● **TASK DIRECTIONS**: Each record is to be copied exactly, with its pictures left behind.

______________________________

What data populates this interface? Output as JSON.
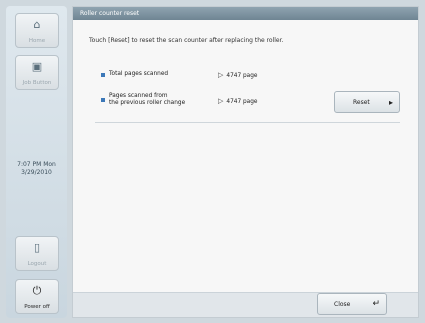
{
  "sidebar": {
    "home_label": "Home",
    "job_button_label": "Job Button",
    "clock_time": "7:07 PM  Mon",
    "clock_date": "3/29/2010",
    "logout_label": "Logout",
    "power_off_label": "Power off"
  },
  "dialog": {
    "title": "Roller counter reset",
    "instruction": "Touch [Reset] to reset the scan counter after replacing the roller.",
    "total_pages_label": "Total pages scanned",
    "total_pages_value": "4747 page",
    "since_roller_label_line1": "Pages scanned from",
    "since_roller_label_line2": "the previous roller change",
    "since_roller_value": "4747 page",
    "reset_label": "Reset",
    "close_label": "Close"
  },
  "colors": {
    "title_bar": "#7f94a2",
    "bullet": "#3c78b8"
  }
}
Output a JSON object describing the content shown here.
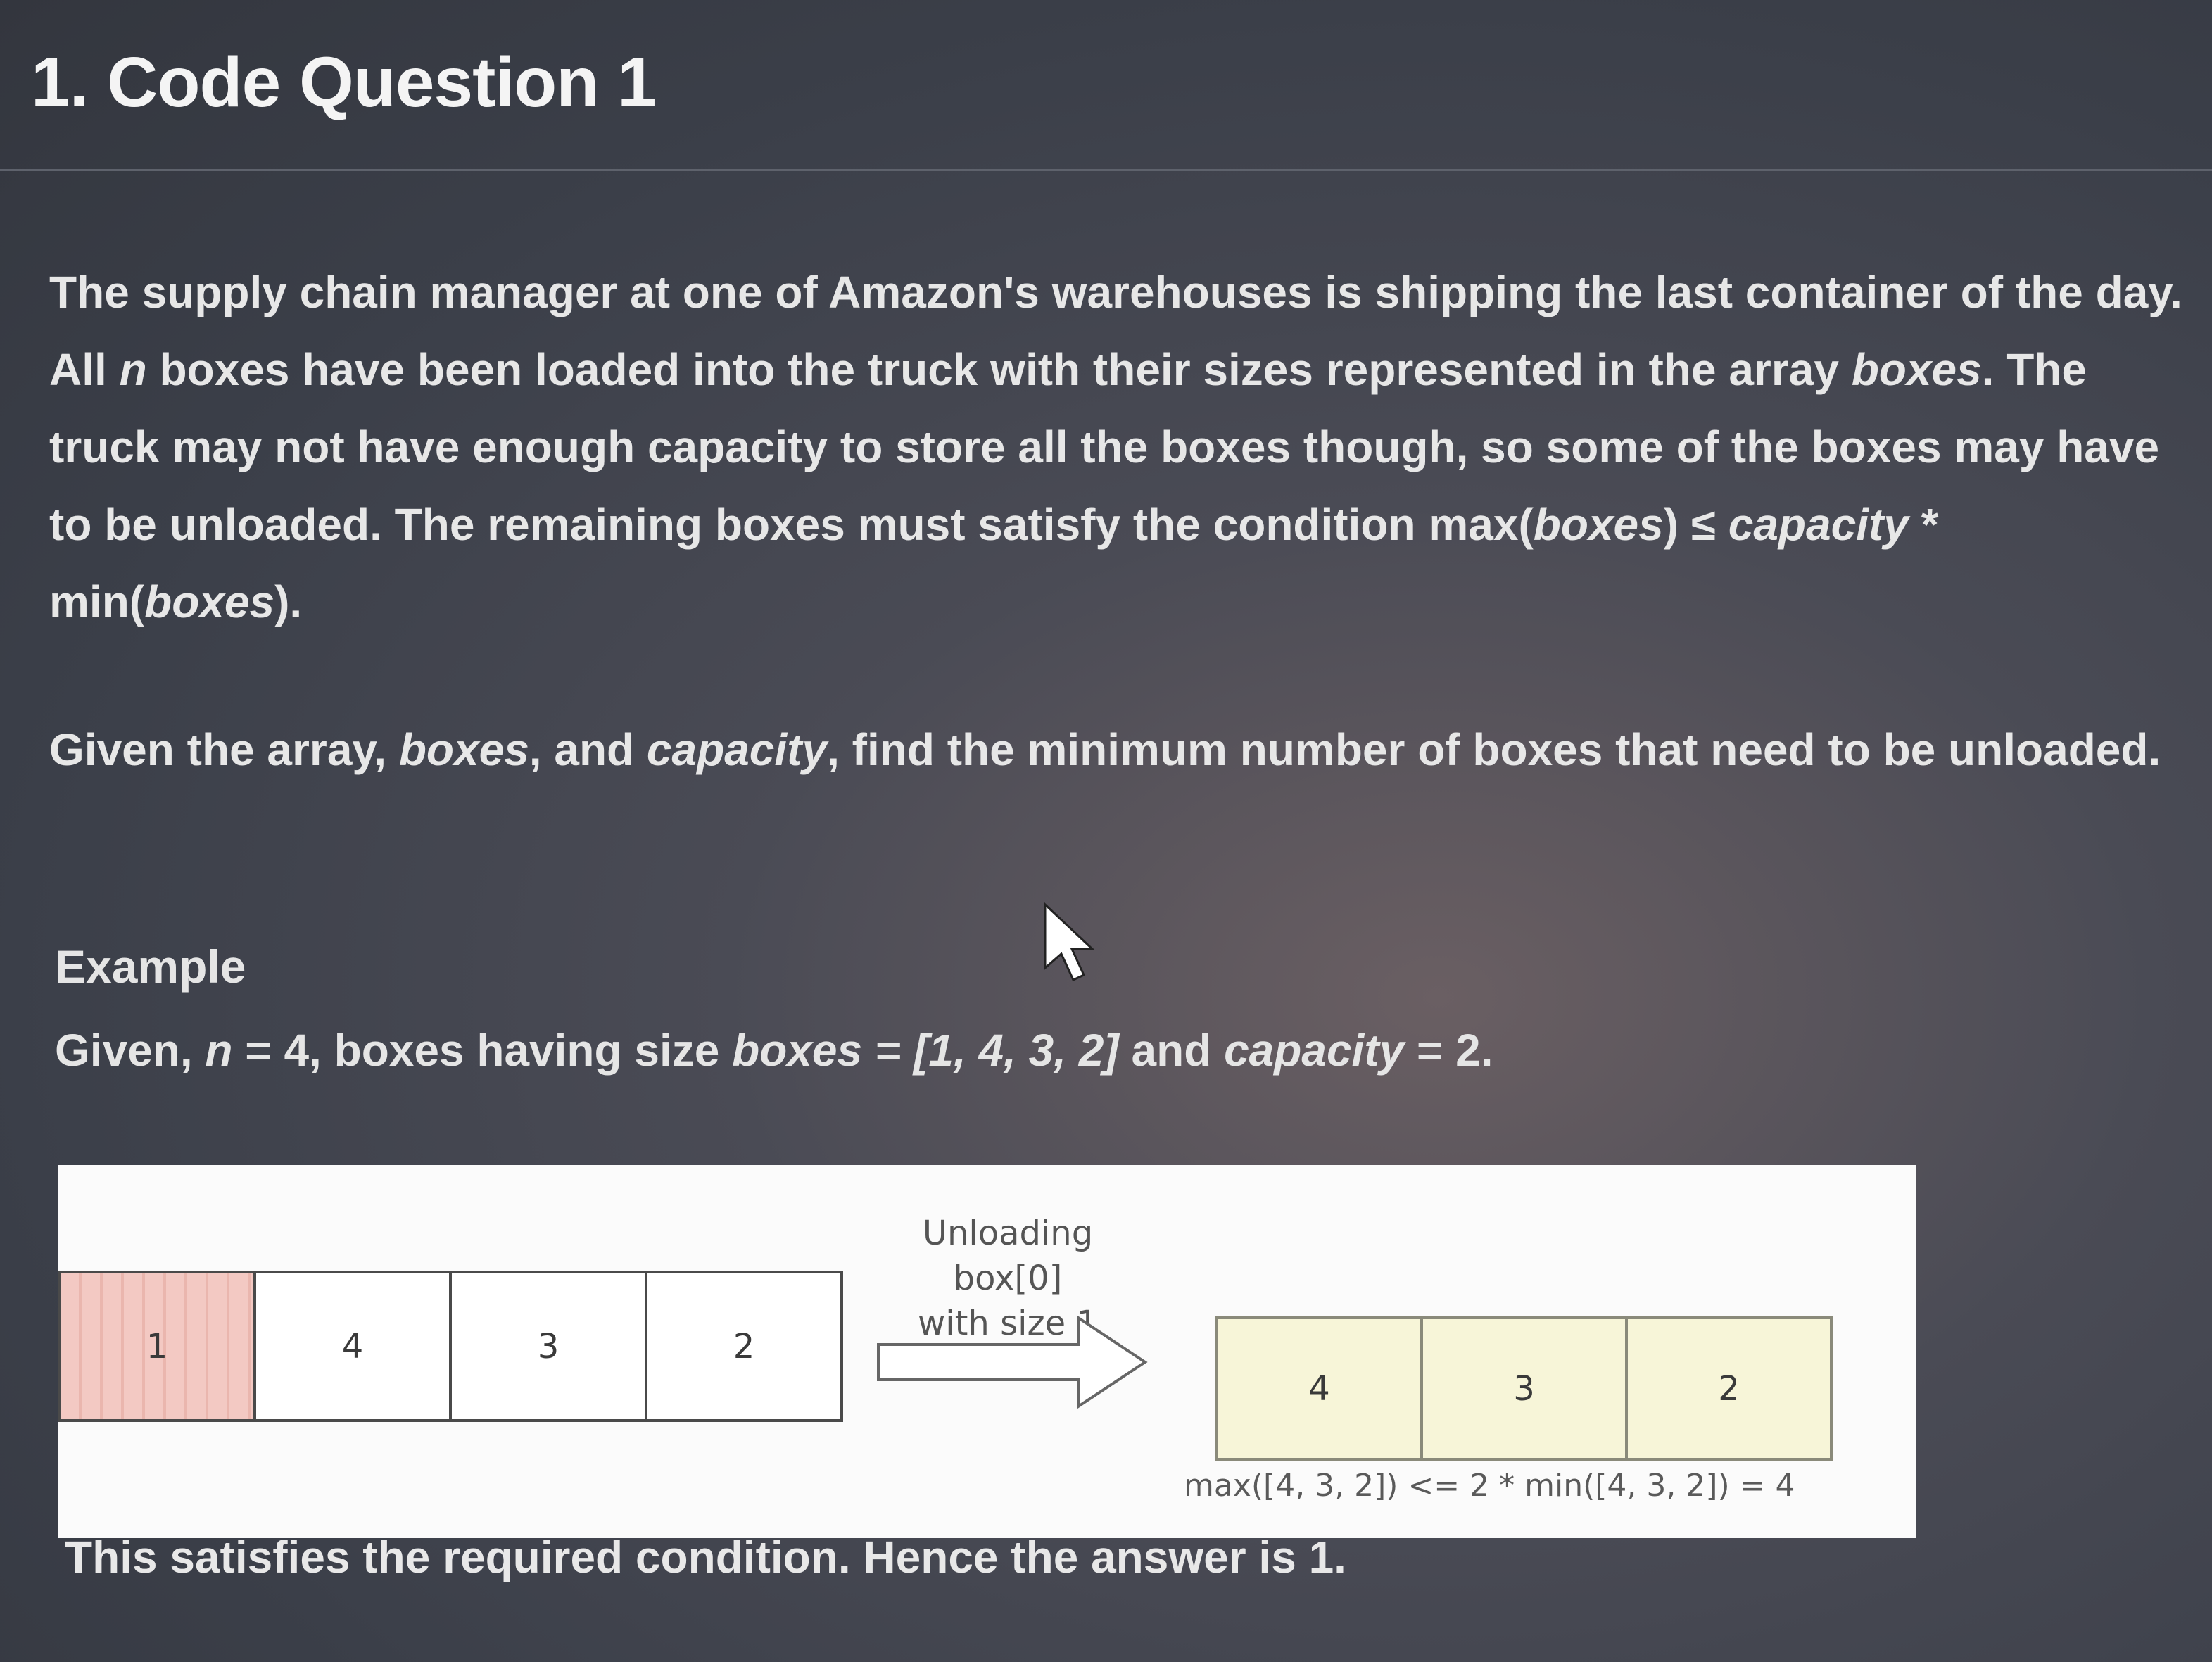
{
  "question": {
    "title": "1. Code Question 1"
  },
  "description": {
    "p1_a": "The supply chain manager at one of Amazon's warehouses is shipping the last container of the day. All ",
    "p1_n": "n",
    "p1_b": " boxes have been loaded into the truck with their sizes represented in the array ",
    "p1_boxes": "boxes",
    "p1_c": ". The truck may not have enough capacity to store all the boxes though, so some of the boxes may have to be unloaded. The remaining boxes must satisfy the condition max(",
    "p1_boxes2": "boxes",
    "p1_d": ") ≤ ",
    "p1_capacity": "capacity",
    "p1_e": " * min(",
    "p1_boxes3": "boxes",
    "p1_f": ").",
    "p2_a": "Given the array, ",
    "p2_boxes": "boxes",
    "p2_b": ", and ",
    "p2_capacity": "capacity",
    "p2_c": ", find the minimum number of boxes that need to be unloaded."
  },
  "example": {
    "heading": "Example",
    "given_a": "Given, ",
    "given_n": "n",
    "given_b": " = 4, boxes having size ",
    "given_boxes": "boxes",
    "given_c": " = [1, 4, 3, 2]",
    "given_d": " and ",
    "given_capacity": "capacity",
    "given_e": " = 2."
  },
  "diagram": {
    "before_boxes": [
      "1",
      "4",
      "3",
      "2"
    ],
    "arrow_caption_line1": "Unloading box[0]",
    "arrow_caption_line2": "with size 1",
    "after_boxes": [
      "4",
      "3",
      "2"
    ],
    "formula": "max([4, 3, 2]) <= 2 * min([4, 3, 2]) = 4",
    "removed_color": "#f3c9c3",
    "remaining_color": "#f7f5d8"
  },
  "conclusion": "This satisfies the required condition. Hence the answer is 1."
}
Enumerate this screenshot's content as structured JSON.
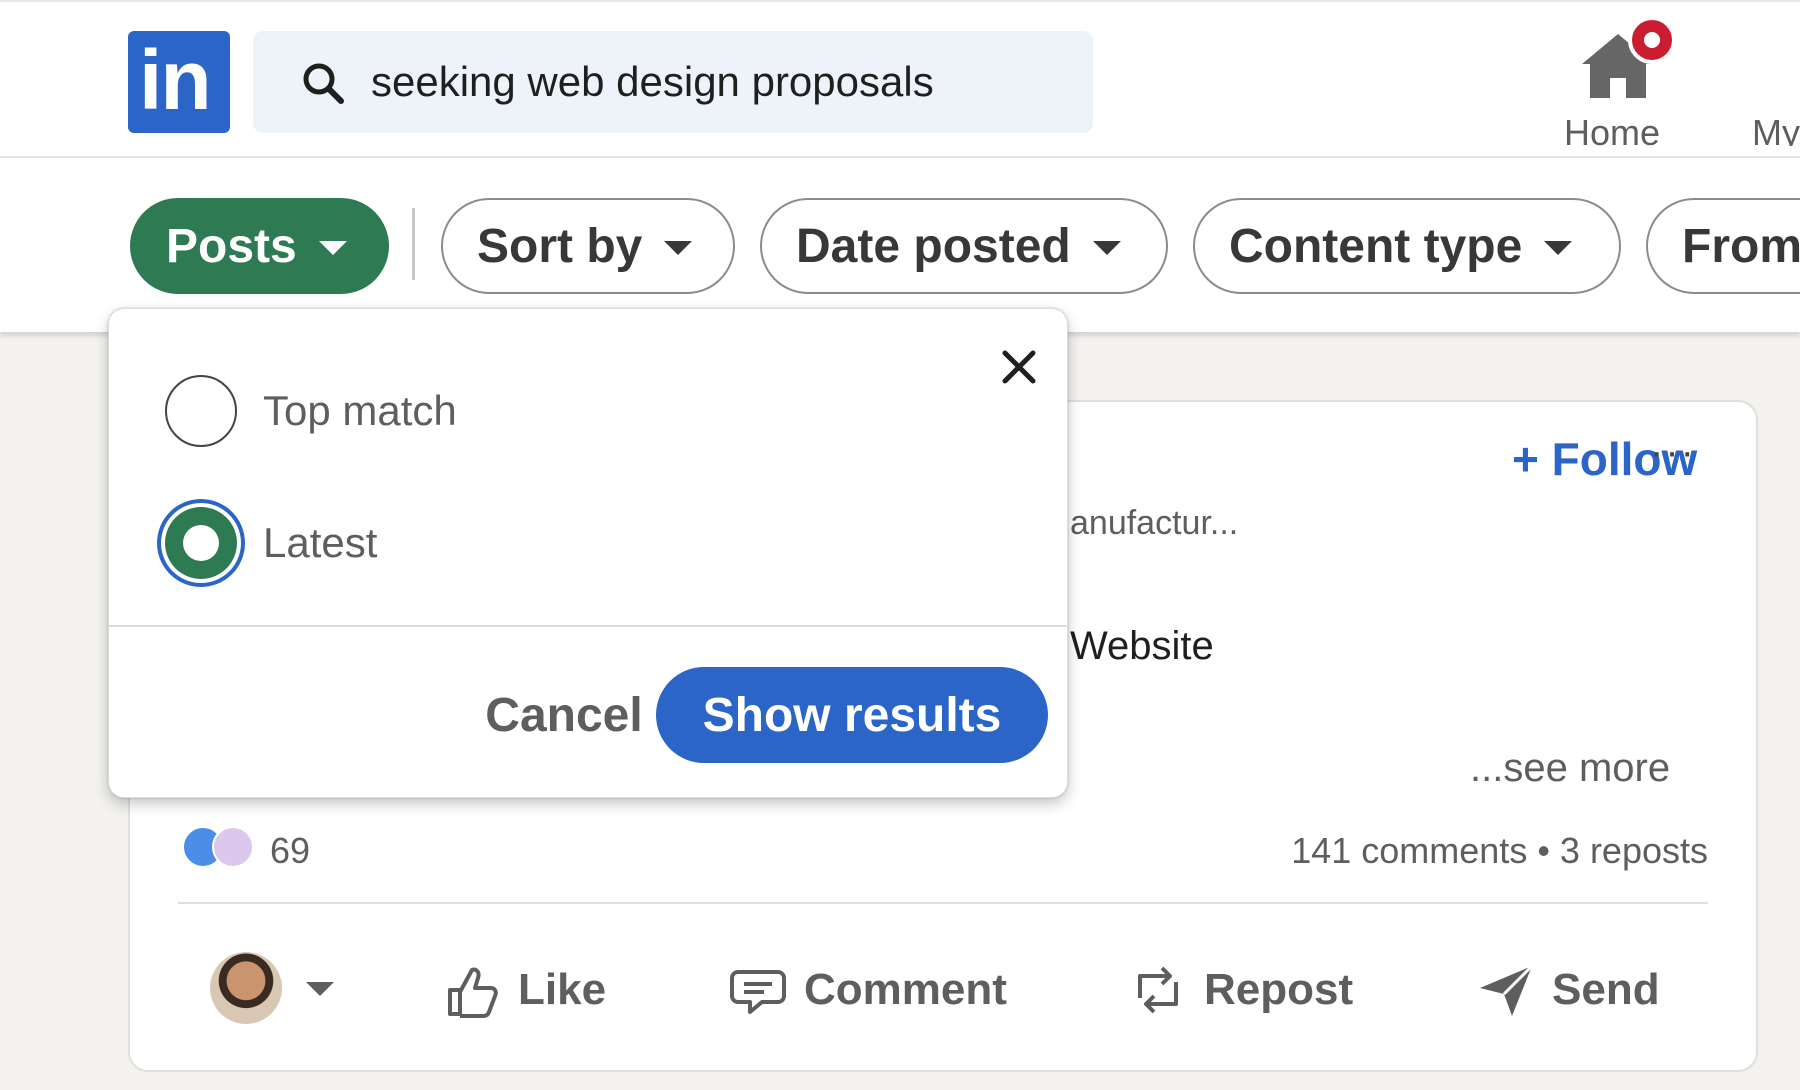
{
  "colors": {
    "brand_blue": "#2b65c8",
    "filter_active_green": "#2e7a52",
    "notification_red": "#cb1d32",
    "page_background": "#f3f2ef"
  },
  "header": {
    "logo_text": "in",
    "search": {
      "value": "seeking web design proposals",
      "icon": "search-icon"
    },
    "nav": [
      {
        "label": "Home",
        "icon": "home-icon",
        "has_notification_badge": true
      },
      {
        "label": "My",
        "icon": "my-network-icon"
      }
    ]
  },
  "filters": {
    "pills": [
      {
        "label": "Posts",
        "active": true
      },
      {
        "label": "Sort by",
        "active": false
      },
      {
        "label": "Date posted",
        "active": false
      },
      {
        "label": "Content type",
        "active": false
      },
      {
        "label": "From",
        "active": false
      }
    ]
  },
  "sort_dropdown": {
    "options": [
      {
        "label": "Top match",
        "selected": false
      },
      {
        "label": "Latest",
        "selected": true
      }
    ],
    "cancel_label": "Cancel",
    "show_results_label": "Show results"
  },
  "post": {
    "follow_label": "Follow",
    "more_label": "···",
    "subtitle_fragment": "anufactur...",
    "body_fragment": "Website",
    "see_more_label": "...see more",
    "reaction_count": "69",
    "engagement": "141 comments • 3 reposts",
    "actions": [
      {
        "label": "Like",
        "icon": "like-icon"
      },
      {
        "label": "Comment",
        "icon": "comment-icon"
      },
      {
        "label": "Repost",
        "icon": "repost-icon"
      },
      {
        "label": "Send",
        "icon": "send-icon"
      }
    ]
  }
}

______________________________

● **TASK SOLUTION**:
What data populates this interface? Output as JSON.
{
  "sidebar": {
    "home_label": "Home",
    "job_button_label": "Job Button",
    "clock_time": "7:07 PM  Mon",
    "clock_date": "3/29/2010",
    "logout_label": "Logout",
    "power_off_label": "Power off"
  },
  "dialog": {
    "title": "Roller counter reset",
    "instruction": "Touch [Reset] to reset the scan counter after replacing the roller.",
    "total_pages_label": "Total pages scanned",
    "total_pages_value": "4747 page",
    "since_roller_label_line1": "Pages scanned from",
    "since_roller_label_line2": "the previous roller change",
    "since_roller_value": "4747 page",
    "reset_label": "Reset",
    "close_label": "Close"
  },
  "colors": {
    "title_bar": "#7f94a2",
    "bullet": "#3c78b8"
  }
}
Output a JSON object describing the content shown here.
{
  "question": {
    "title": "1. Code Question 1"
  },
  "description": {
    "p1_a": "The supply chain manager at one of Amazon's warehouses is shipping the last container of the day. All ",
    "p1_n": "n",
    "p1_b": " boxes have been loaded into the truck with their sizes represented in the array ",
    "p1_boxes": "boxes",
    "p1_c": ". The truck may not have enough capacity to store all the boxes though, so some of the boxes may have to be unloaded. The remaining boxes must satisfy the condition max(",
    "p1_boxes2": "boxes",
    "p1_d": ") ≤ ",
    "p1_capacity": "capacity",
    "p1_e": " * min(",
    "p1_boxes3": "boxes",
    "p1_f": ").",
    "p2_a": "Given the array, ",
    "p2_boxes": "boxes",
    "p2_b": ", and ",
    "p2_capacity": "capacity",
    "p2_c": ", find the minimum number of boxes that need to be unloaded."
  },
  "example": {
    "heading": "Example",
    "given_a": "Given, ",
    "given_n": "n",
    "given_b": " = 4, boxes having size ",
    "given_boxes": "boxes",
    "given_c": " = [1, 4, 3, 2]",
    "given_d": " and ",
    "given_capacity": "capacity",
    "given_e": " = 2."
  },
  "diagram": {
    "before_boxes": [
      "1",
      "4",
      "3",
      "2"
    ],
    "arrow_caption_line1": "Unloading box[0]",
    "arrow_caption_line2": "with size 1",
    "after_boxes": [
      "4",
      "3",
      "2"
    ],
    "formula": "max([4, 3, 2]) <= 2 * min([4, 3, 2]) = 4",
    "removed_color": "#f3c9c3",
    "remaining_color": "#f7f5d8"
  },
  "conclusion": "This satisfies the required condition. Hence the answer is 1."
}
Enumerate this screenshot's content as structured JSON.
{
  "colors": {
    "brand_blue": "#2b65c8",
    "filter_active_green": "#2e7a52",
    "notification_red": "#cb1d32",
    "page_background": "#f3f2ef"
  },
  "header": {
    "logo_text": "in",
    "search": {
      "value": "seeking web design proposals",
      "icon": "search-icon"
    },
    "nav": [
      {
        "label": "Home",
        "icon": "home-icon",
        "has_notification_badge": true
      },
      {
        "label": "My",
        "icon": "my-network-icon"
      }
    ]
  },
  "filters": {
    "pills": [
      {
        "label": "Posts",
        "active": true
      },
      {
        "label": "Sort by",
        "active": false
      },
      {
        "label": "Date posted",
        "active": false
      },
      {
        "label": "Content type",
        "active": false
      },
      {
        "label": "From",
        "active": false
      }
    ]
  },
  "sort_dropdown": {
    "options": [
      {
        "label": "Top match",
        "selected": false
      },
      {
        "label": "Latest",
        "selected": true
      }
    ],
    "cancel_label": "Cancel",
    "show_results_label": "Show results"
  },
  "post": {
    "follow_label": "Follow",
    "more_label": "···",
    "subtitle_fragment": "anufactur...",
    "body_fragment": "Website",
    "see_more_label": "...see more",
    "reaction_count": "69",
    "engagement": "141 comments • 3 reposts",
    "actions": [
      {
        "label": "Like",
        "icon": "like-icon"
      },
      {
        "label": "Comment",
        "icon": "comment-icon"
      },
      {
        "label": "Repost",
        "icon": "repost-icon"
      },
      {
        "label": "Send",
        "icon": "send-icon"
      }
    ]
  }
}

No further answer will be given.